Cantitate/Preț
Produs

Capital Intentions: Female Proprietors in San Francisco, 1850-1920 (Luther Hartwell Hodges Series on Business, Society & the State)

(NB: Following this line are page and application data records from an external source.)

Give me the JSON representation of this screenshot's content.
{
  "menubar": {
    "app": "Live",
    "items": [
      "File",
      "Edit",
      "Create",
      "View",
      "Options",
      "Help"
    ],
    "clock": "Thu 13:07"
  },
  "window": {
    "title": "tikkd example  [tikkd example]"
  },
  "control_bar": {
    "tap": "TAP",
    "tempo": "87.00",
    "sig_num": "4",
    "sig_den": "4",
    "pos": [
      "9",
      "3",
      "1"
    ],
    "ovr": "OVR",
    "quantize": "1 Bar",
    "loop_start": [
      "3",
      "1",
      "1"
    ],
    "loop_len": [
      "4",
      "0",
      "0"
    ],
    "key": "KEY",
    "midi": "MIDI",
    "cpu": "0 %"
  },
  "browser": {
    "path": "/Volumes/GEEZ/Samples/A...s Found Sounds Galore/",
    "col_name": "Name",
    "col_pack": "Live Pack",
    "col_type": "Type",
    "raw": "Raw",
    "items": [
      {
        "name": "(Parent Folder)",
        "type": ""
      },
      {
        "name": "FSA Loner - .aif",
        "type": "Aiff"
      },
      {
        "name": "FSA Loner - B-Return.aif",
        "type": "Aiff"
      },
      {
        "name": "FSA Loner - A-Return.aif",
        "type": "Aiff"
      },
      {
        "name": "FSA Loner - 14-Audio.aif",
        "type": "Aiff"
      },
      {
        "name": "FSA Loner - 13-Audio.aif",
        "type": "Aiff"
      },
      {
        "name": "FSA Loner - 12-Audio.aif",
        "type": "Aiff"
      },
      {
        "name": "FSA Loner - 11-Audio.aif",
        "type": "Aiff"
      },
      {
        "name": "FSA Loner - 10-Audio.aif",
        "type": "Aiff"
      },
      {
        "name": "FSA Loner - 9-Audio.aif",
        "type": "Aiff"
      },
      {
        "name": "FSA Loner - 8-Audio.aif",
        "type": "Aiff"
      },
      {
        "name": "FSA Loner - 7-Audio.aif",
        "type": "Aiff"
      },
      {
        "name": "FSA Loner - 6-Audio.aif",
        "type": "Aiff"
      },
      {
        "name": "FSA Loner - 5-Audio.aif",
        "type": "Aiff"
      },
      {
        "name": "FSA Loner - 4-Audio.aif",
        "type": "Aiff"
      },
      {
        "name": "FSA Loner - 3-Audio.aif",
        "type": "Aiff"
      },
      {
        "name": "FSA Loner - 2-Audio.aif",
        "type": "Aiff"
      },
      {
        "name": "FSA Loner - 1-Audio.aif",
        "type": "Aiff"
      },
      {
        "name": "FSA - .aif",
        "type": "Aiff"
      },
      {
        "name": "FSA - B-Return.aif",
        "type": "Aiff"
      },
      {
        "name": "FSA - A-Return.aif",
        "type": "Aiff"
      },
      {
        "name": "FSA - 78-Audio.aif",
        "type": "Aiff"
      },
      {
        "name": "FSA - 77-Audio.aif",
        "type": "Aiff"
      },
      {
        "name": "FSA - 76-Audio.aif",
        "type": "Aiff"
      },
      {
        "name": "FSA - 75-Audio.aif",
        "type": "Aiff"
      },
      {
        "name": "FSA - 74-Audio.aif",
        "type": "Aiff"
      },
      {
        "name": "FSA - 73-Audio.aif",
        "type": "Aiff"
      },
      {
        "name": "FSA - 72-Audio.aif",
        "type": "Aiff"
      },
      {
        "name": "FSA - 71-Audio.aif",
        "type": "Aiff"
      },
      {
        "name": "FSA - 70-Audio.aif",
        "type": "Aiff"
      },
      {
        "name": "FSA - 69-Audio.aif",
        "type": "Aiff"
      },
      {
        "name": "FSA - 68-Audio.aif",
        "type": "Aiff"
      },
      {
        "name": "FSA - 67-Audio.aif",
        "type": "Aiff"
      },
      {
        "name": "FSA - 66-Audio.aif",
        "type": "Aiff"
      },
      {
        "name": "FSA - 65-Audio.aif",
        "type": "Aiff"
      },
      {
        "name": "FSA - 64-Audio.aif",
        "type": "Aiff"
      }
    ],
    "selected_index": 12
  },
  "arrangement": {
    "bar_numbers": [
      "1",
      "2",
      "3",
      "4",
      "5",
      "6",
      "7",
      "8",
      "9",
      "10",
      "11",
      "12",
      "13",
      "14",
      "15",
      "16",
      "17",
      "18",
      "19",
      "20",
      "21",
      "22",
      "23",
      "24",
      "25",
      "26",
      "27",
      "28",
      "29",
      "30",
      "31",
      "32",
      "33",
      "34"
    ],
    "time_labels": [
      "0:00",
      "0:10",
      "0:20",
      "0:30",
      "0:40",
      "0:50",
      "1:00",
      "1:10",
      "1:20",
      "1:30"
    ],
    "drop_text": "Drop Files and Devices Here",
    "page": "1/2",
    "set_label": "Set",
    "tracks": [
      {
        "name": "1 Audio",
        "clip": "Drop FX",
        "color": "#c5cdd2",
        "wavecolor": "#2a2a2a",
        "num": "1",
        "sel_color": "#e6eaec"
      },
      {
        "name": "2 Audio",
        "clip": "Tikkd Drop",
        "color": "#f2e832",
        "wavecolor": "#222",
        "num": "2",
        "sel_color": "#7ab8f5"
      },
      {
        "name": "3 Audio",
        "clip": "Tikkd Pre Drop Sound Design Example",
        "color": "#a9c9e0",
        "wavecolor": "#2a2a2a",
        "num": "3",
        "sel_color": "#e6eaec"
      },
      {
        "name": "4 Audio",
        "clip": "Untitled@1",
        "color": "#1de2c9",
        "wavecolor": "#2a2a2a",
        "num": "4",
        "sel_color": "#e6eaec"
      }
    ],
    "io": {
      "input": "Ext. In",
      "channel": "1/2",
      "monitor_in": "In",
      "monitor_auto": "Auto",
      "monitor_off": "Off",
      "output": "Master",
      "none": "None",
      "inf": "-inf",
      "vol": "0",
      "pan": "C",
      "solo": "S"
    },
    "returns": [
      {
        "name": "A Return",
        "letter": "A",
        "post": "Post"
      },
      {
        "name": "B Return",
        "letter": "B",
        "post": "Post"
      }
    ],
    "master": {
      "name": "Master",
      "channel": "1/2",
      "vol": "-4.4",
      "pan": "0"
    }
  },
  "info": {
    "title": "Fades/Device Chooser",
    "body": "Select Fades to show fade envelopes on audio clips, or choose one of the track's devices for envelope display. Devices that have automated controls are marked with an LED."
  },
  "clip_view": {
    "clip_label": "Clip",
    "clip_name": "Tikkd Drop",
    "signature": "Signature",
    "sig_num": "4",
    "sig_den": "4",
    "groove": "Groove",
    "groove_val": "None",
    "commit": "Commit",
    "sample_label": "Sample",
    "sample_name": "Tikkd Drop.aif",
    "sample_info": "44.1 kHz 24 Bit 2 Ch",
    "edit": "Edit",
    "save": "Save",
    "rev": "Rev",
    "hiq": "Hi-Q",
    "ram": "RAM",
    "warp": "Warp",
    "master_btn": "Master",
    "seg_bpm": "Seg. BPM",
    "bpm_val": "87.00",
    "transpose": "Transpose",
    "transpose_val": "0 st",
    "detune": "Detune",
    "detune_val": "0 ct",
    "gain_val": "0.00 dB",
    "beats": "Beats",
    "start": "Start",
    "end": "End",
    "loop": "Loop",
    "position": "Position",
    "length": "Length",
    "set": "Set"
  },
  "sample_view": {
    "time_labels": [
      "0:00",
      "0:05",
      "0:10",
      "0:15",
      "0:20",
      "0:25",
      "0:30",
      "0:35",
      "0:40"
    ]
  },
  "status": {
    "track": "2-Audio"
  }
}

De (autor)
Notă GoodReads:
en Limba Engleză Paperback – November 2006
Late nineteenth-century San Francisco was an ethnically diverse but male-dominated society bustling from a rowdy gold rush, recovery from the earthquake, and explosive economic growth. Within this booming marketplace, some women stepped beyond their roles as wives, caregivers, and homemakers to start businesses that combined family concerns with money-making activities. Edith Sparks traces the experiences of these women entrepreneurs, exploring who they were, why they started businesses, how they attracted customers and managed finances, and how they dealt with failure.Using a unique sample of bankruptcy records, credit reports, advertisements, city directories, census reports, and other sources, Sparks argues that women were competitive, economic actors, strategizing how best to capitalize on their skills in the marketplace. Their boardinghouses, restaurants, saloons, beauty shops, laundries, and clothing stores dotted the city's landscape. By the early twentieth century, however, technological advances, new preferences for name-brand goods, and competition from large-scale retailers constricted opportunities for women entrepreneurs at the same time that new opportunities for women with families drew them into other occupations. Sparks's analysis demonstrates that these businesswomen were intimately tied to the fortunes of the city over its first seventy years. Late nineteenth-century San Francisco was an ethnically diverse but male-dominated society bustling from a rowdy gold rush, recovery from the earthquake, and explosive economic growth. Within this booming marketplace, some women stepped beyond their roles as wives, caregivers, and homemakers to start businesses that combined family concerns with money-making activities. Edith Sparks traces the experiences of these women entrepreneurs, exploring who they were, why they started businesses, how they attracted customers and managed finances, and how they dealt with failure.
Using a unique sample of bankruptcy records, credit reports, advertisements, city directories, census reports, and other sources, Sparks argues that women were competitive, economic actors, strategizing how best to capitalize on their skills in the marketplace. Their boardinghouses, restaurants, saloons, beauty shops, laundries, and clothing stores dotted the city's landscape. By the early twentieth century, however, technological advances, new preferences for name-brand goods, and competition from large-scale retailers constricted opportunities for women entrepreneurs at the same time that new opportunities for women with families drew them into other occupations. Sparks's analysis demonstrates that these businesswomen were intimately tied to the fortunes of the city over its first seventy years.
Citește tot Restrânge

Preț: 16316 lei

Puncte Express: 245

Preț estimativ în valută:
3156 3769$ 2697£

Carte disponibilă

Livrare economică 10-24 iulie
Livrare express 08-16 iulie pentru 2236 lei

Preluare comenzi: 021 569.72.76

Specificații

ISBN-13: 9780807857755
ISBN-10: 0807857750
Pagini: 329
Dimensiuni: 163 x 235 x 22 mm
Greutate: 0.52 kg
Editura: University of North Carolina Press
Seriile Luther Hartwell Hodges Series on Business, Society & the State , Luther H. Hodges JR. and Luther H. Hodges Sr. Series on Busi


Textul de pe ultima copertă

Late 19-century San Francisco was a booming marketplace in which some women stepped beyond their roles as wives, caregivers, and homemakers to start businesses that combined family concerns with money-making activities. Edith Sparks traces the experiences of these women entrepreneurs, exploring who they were, why they started businesses, how they attracted customers and managed finances, and how they dealt with failure. Using a unique sample of bankruptcy records, credit reports, advertisements, city directories, census reports, and other sources, Sparks argues that women were competitive, economic actors, strategizing how best to capitalize on their skills in the marketplace. Late 19-century San Francisco was a booming marketplace in which some women stepped beyond their roles as wives, caregivers, and homemakers to start businesses that combined family concerns with money-making activities. Edith Sparks traces the experiences of these women entrepreneurs, exploring who they were, why they started businesses, how they attracted customers and managed finances, and how they dealt with failure. Using a unique sample of bankruptcy records, credit reports, advertisements, city directories, census reports, and other sources, Sparks argues that women were competitive, economic actors, strategizing how best to capitalize on their skills in the marketplace.